Riff: Look, Tony, I’ve never asked the time of day from a clock but I’m asking you, come to the dance tonight. I already told the gang you’d be there. If you don’t show I’ll be marked lousy.
F: Yes, once.
R: Is it okay if we just carry on talking about Taxi Driver? This didn’t really do it for me at all.
F: Sorry you’ve got to take the rough with the smooth! I enjoy musicals but this did feel too musical theatre for me. I enjoyed the big dance numbers and the songs, but I couldn’t deal with the dancing, rather than just walking, down the street in the opening and the annoying clicking of fingers.
R: It’s the pacing that I struggled with the most. It is so slow to get going. And the gangs are just so embarrassingly tame – at least at the start. I suppose it might have suffered there from following on from last week’s much grittier film based in New York?
F: It does get grittier as it goes on though. I’m thinking of the scene when Anita goes to the drug store to pass a message to Tony and runs into the rest of the Jets. There’s a real sense of threat there, but we do have to wait a while for it. It’s frustrating because there are a lot of issues here, including gang violence and racial tensions, which I do feel could make a really great story.
R: I agree it comes to life a bit in the final act, but by then it was too late for me. The tone is just too over the place. So much that comes in the first couple of acts is twee and unbelievable that it doesn’t feel like a credible vehicle for dealing with the serious stuff that comes at the end. And most damningly for me, the central romance feels totally lame and contrived. I laughed at them, not with them.
F: The character of Tony is so wet. I can’t imagine for a second he was the founder of a street gang. It doesn’t help that I don’t think the actor, Richard Beymer, is particularly great in this – it’s not even him singing so makes me think how come he got the job? Elvis was in the running at one point and I would have definitely preferred to see him in the role.
R: Ha! I didn’t realise Beymer wasn’t the one singing. You’re right that makes it a totally baffling bit of casting.
F: Another problem I have with the love sorry is that it’s supposed to be Romeo and Juliet right? But how come in the end [SPOILER] ‘Juliet’ doesn’t die? Seems like a cop out to me.
R: What you call a cop out I didn’t have too much of a problem with. In a way it’s more tragic to keep one of them alive than for them both to die. [END SPOILER] And we shouldn’t make this sound like a complete car crash of a film.

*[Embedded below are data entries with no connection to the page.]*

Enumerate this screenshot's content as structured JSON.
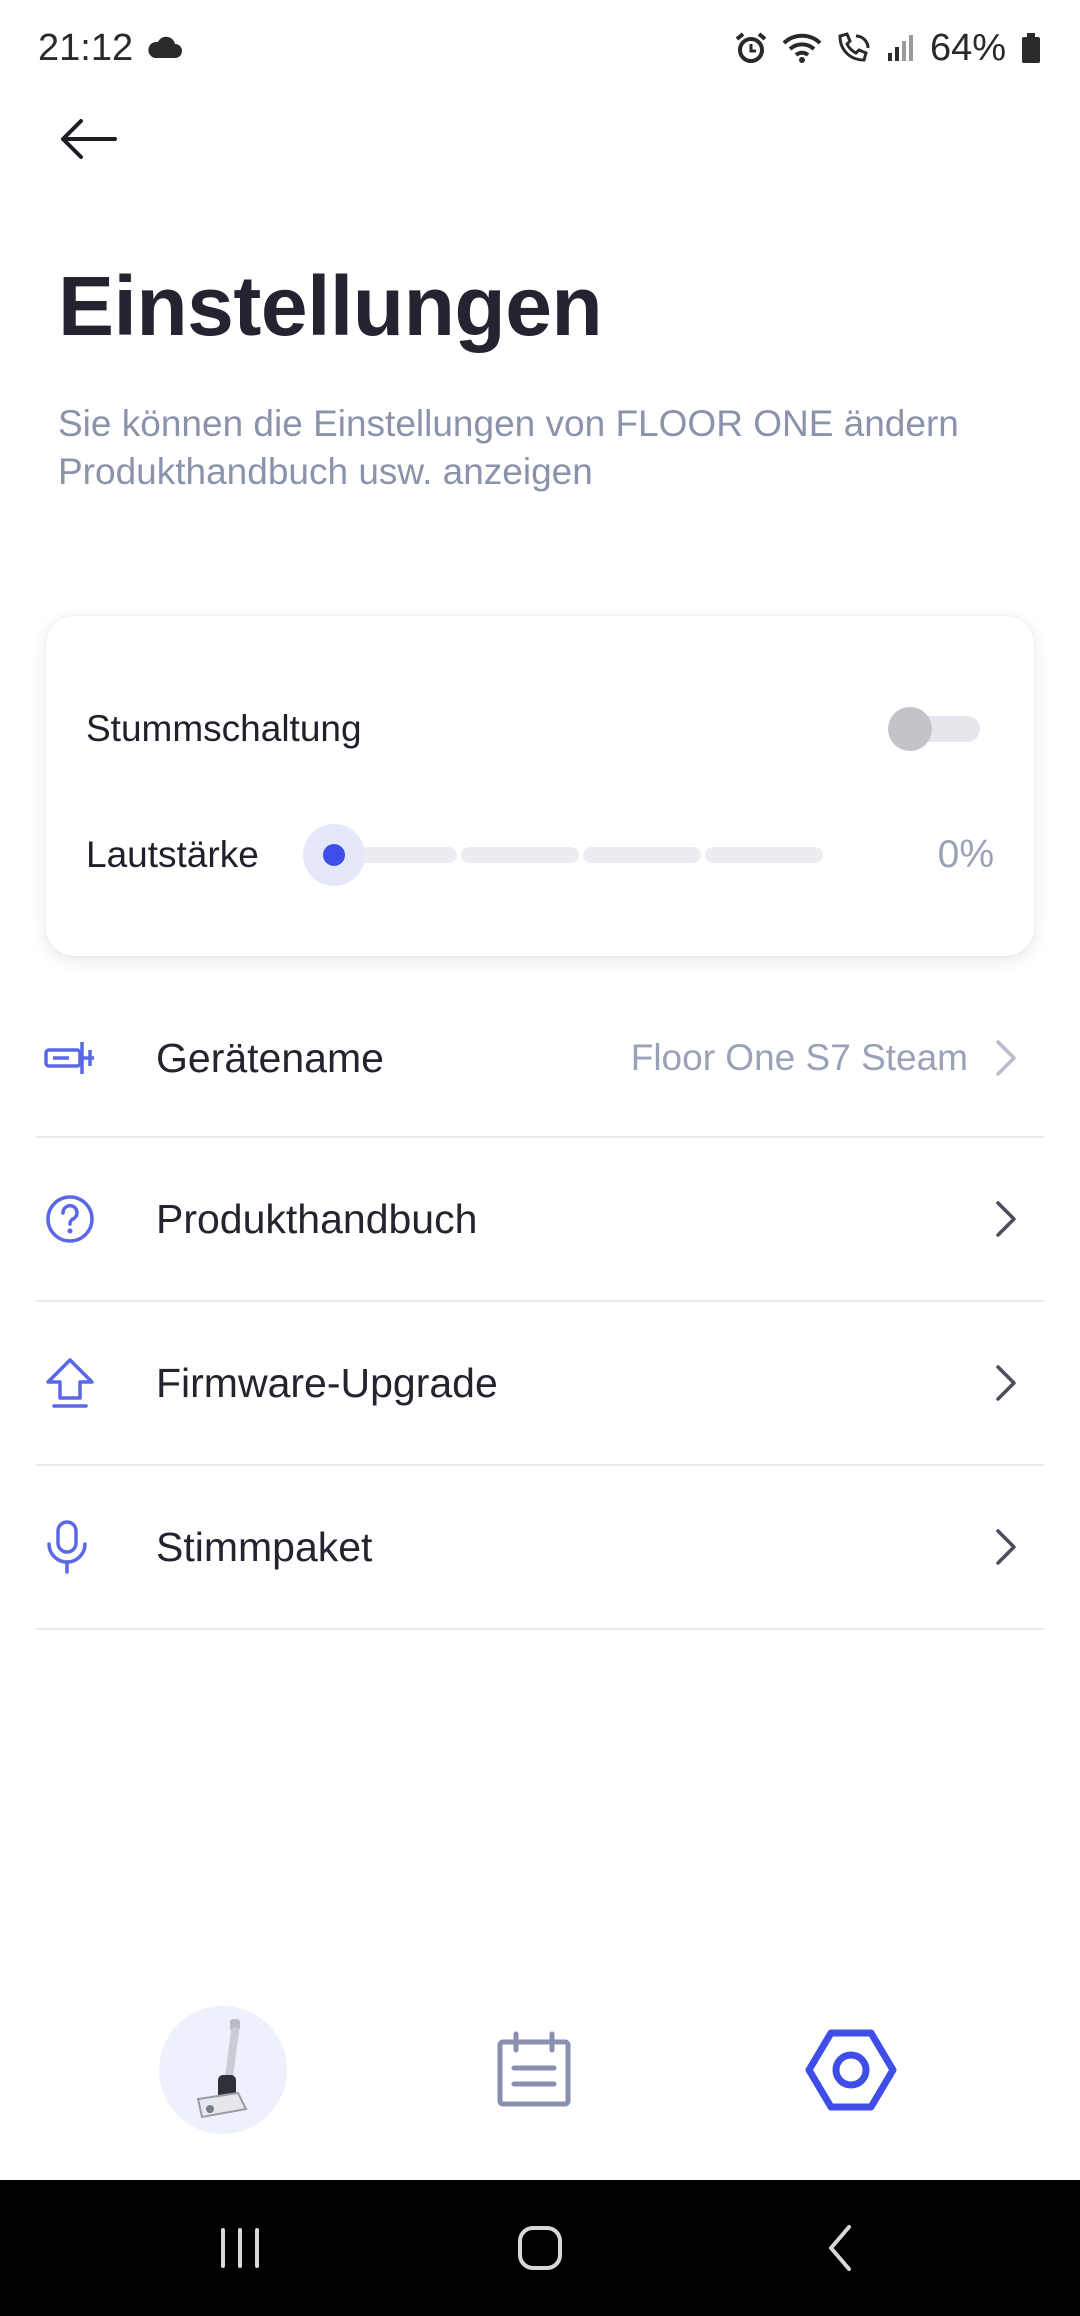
{
  "status_bar": {
    "time": "21:12",
    "battery": "64%",
    "icons": [
      "cloud-icon",
      "alarm-icon",
      "wifi-icon",
      "wifi-call-icon",
      "signal-icon",
      "battery-icon"
    ]
  },
  "header": {
    "title": "Einstellungen",
    "subtitle": "Sie können die Einstellungen von FLOOR ONE ändern Produkthandbuch usw. anzeigen"
  },
  "sound": {
    "mute_label": "Stummschaltung",
    "mute_enabled": false,
    "volume_label": "Lautstärke",
    "volume_value": "0%",
    "volume_level": 0
  },
  "menu": [
    {
      "label": "Gerätename",
      "value": "Floor One S7 Steam",
      "icon": "device-name-icon"
    },
    {
      "label": "Produkthandbuch",
      "value": "",
      "icon": "help-circle-icon"
    },
    {
      "label": "Firmware-Upgrade",
      "value": "",
      "icon": "upgrade-arrow-icon"
    },
    {
      "label": "Stimmpaket",
      "value": "",
      "icon": "microphone-icon"
    }
  ],
  "tabs": [
    {
      "name": "device",
      "icon": "vacuum-device-icon"
    },
    {
      "name": "schedule",
      "icon": "calendar-icon"
    },
    {
      "name": "settings",
      "icon": "settings-hex-icon",
      "active": true
    }
  ],
  "colors": {
    "accent": "#3f4ee8",
    "subtitle": "#8a93ab",
    "icon_blue": "#5a68e8"
  }
}
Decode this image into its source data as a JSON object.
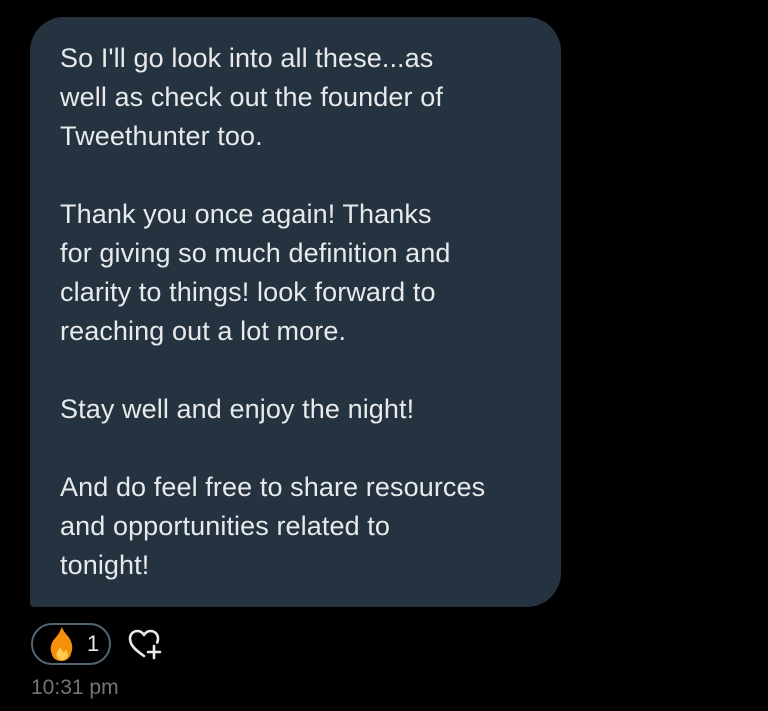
{
  "message": {
    "paragraphs": [
      [
        "So I'll go look into all these...as",
        "well as check out the founder of",
        "Tweethunter too."
      ],
      [
        "Thank you once again! Thanks",
        "for giving so much definition and",
        "clarity to things! look forward to",
        "reaching out a lot more."
      ],
      [
        "Stay well and enjoy the night!"
      ],
      [
        "And do feel free to share resources",
        "and opportunities related to",
        "tonight!"
      ]
    ],
    "bubble_color": "#253341",
    "text_color": "#e7e9ea"
  },
  "reactions": {
    "emoji_icon": "fire-emoji-icon",
    "count": "1",
    "add_icon": "heart-plus-icon"
  },
  "timestamp": "10:31 pm"
}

It has a few redeeming features, doesn’t it?
F: As I said at the beginning, I did enjoy the big dance numbers, especially the scene in the dance hall. And in general the dancing is very good. I like the characters of Riff and Anita too. I guess the fact that the supporting characters are more interesting than the main characters is an issue. Oh and I like being able to sing along to the songs too! So a few thing for me. What about you?
R: While some of the songs are way too schmaltzy for me, there are some that are bona fide classics, and for good reason. America is a tune, no doubt about it. And the context is important to remember. 1961 was in many ways a less tolerant time than now.
F: Yes of course, and the musical itself was written a few years before that. I actually think that overall my main issue with this film is that it feels very staged. I imagine this is actually really good in the theatre but I don’t think it translates that well to film. Comparing with say Cabaret, or even more recent adaptations of film musicals like Tim Burton’s Sweeney Todd or Tom Hooper’s Les Mis, this doesn’t work as well for me.
R: I certainly appreciate Cabaret more after seeing this. Where I think this really falls short is in the strength of its characters. I just didn’t care about them, and ultimately the songs aren’t good enough to compensate.
F: It’s a shame but I do agree with you here.
Is it worthy of the top 100?
F: It’s a no from me too I’m afraid.